-------- Dataset records
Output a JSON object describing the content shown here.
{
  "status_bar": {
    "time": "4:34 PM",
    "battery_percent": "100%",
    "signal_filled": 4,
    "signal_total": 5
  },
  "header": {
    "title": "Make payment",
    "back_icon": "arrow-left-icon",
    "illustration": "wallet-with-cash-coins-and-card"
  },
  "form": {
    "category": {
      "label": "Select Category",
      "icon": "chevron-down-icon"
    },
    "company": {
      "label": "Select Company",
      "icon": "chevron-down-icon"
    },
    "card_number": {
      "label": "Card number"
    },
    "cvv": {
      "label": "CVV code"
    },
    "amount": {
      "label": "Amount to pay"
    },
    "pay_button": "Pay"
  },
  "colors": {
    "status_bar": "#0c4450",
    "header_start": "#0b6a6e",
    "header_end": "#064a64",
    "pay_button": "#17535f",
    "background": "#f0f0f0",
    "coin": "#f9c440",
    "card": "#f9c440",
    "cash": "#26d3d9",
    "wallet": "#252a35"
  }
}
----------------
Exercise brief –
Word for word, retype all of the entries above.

Reply to the exercise –
Output a JSON object describing the content shown here.
{
  "status_bar": {
    "time": "4:34 PM",
    "battery_percent": "100%",
    "signal_filled": 4,
    "signal_total": 5
  },
  "header": {
    "title": "Make payment",
    "back_icon": "arrow-left-icon",
    "illustration": "wallet-with-cash-coins-and-card"
  },
  "form": {
    "category": {
      "label": "Select Category",
      "icon": "chevron-down-icon"
    },
    "company": {
      "label": "Select Company",
      "icon": "chevron-down-icon"
    },
    "card_number": {
      "label": "Card number"
    },
    "cvv": {
      "label": "CVV code"
    },
    "amount": {
      "label": "Amount to pay"
    },
    "pay_button": "Pay"
  },
  "colors": {
    "status_bar": "#0c4450",
    "header_start": "#0b6a6e",
    "header_end": "#064a64",
    "pay_button": "#17535f",
    "background": "#f0f0f0",
    "coin": "#f9c440",
    "card": "#f9c440",
    "cash": "#26d3d9",
    "wallet": "#252a35"
  }
}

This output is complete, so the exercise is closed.